What you should do: Filter by the string "list": return the lines of the material that contain it.

Records:
══════

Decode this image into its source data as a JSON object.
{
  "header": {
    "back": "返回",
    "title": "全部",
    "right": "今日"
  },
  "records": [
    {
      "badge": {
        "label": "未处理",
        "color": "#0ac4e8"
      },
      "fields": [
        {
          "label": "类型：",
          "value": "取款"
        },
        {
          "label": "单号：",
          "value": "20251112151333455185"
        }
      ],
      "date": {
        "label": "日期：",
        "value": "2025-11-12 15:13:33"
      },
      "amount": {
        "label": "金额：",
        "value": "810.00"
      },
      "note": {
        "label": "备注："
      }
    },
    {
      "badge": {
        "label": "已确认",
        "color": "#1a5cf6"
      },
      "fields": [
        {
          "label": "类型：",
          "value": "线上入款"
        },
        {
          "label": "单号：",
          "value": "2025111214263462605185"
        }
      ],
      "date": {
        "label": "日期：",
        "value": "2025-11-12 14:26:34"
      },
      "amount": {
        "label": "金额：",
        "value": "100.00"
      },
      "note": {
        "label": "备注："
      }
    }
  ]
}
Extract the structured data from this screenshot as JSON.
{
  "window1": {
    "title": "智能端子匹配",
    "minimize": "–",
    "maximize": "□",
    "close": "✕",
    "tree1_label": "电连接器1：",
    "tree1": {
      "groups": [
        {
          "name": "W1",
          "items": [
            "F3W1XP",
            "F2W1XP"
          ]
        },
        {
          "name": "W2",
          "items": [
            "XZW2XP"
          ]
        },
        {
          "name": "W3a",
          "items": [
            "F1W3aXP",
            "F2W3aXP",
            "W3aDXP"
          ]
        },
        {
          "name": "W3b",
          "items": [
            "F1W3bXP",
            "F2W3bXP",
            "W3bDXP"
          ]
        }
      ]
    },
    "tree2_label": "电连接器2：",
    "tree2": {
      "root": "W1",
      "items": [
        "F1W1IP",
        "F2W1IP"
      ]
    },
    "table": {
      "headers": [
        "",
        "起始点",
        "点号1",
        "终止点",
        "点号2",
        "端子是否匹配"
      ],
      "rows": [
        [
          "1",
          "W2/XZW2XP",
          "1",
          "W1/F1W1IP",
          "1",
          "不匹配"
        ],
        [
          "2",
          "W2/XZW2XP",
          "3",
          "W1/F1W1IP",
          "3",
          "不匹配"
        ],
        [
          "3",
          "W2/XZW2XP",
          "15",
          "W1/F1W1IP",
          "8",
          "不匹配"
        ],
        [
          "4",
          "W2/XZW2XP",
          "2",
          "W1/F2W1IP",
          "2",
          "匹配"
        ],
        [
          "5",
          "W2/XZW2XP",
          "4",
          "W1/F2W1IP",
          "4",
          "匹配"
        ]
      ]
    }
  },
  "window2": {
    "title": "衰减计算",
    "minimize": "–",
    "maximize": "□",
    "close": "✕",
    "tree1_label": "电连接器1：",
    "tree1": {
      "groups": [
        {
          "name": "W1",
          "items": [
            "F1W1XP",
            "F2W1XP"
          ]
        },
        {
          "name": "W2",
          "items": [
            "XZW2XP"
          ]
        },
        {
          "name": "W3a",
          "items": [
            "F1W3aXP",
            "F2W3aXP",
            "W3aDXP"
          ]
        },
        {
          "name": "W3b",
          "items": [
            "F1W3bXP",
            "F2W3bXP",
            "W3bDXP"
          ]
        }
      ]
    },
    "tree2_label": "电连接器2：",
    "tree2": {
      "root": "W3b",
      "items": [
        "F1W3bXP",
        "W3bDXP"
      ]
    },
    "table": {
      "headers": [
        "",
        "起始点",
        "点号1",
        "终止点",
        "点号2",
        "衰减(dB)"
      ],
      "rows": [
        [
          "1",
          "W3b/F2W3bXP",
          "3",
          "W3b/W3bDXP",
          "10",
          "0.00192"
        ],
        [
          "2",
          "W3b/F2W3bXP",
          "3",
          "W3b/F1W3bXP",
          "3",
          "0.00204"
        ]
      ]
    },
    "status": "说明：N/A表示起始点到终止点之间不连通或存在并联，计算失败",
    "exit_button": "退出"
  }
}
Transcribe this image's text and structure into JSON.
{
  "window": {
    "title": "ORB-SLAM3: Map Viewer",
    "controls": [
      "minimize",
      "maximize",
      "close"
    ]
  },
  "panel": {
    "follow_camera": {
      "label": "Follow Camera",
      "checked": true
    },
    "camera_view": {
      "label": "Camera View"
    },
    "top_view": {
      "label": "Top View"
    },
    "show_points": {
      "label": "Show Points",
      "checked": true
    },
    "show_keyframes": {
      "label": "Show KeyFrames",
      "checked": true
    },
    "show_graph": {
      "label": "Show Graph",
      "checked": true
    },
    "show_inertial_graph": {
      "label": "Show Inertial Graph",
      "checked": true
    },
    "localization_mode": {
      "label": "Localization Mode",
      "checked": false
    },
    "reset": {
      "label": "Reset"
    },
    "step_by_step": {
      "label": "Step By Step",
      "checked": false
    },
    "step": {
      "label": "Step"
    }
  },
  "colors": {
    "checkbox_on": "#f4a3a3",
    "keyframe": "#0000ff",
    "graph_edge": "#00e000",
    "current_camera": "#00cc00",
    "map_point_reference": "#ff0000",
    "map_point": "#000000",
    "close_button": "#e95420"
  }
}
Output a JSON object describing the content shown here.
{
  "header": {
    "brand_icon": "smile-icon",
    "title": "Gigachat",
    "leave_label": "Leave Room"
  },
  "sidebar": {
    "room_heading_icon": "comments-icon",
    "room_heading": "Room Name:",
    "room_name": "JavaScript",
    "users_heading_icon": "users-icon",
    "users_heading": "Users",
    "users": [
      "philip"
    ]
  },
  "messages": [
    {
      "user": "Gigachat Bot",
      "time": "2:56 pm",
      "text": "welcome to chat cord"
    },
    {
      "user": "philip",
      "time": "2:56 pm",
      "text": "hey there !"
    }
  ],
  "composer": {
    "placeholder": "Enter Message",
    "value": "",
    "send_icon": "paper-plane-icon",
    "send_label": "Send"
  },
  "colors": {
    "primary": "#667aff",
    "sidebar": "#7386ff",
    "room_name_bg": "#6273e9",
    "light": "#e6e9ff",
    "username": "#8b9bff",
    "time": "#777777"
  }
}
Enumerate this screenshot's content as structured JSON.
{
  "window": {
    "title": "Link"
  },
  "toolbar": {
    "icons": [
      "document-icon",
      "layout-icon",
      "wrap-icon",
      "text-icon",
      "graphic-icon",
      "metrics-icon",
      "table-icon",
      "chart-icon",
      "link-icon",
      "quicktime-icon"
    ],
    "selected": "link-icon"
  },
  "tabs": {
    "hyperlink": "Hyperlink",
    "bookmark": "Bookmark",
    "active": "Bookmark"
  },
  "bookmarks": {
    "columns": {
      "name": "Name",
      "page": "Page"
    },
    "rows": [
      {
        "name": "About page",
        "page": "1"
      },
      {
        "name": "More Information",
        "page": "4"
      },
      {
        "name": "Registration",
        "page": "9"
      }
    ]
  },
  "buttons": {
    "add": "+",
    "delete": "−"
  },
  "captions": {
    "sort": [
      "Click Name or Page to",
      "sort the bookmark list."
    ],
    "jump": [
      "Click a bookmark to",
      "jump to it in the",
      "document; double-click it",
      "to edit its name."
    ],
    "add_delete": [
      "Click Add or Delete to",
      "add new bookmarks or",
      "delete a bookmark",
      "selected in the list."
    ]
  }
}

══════

Exercise response:
      "sort the bookmark list."
      "selected in the list."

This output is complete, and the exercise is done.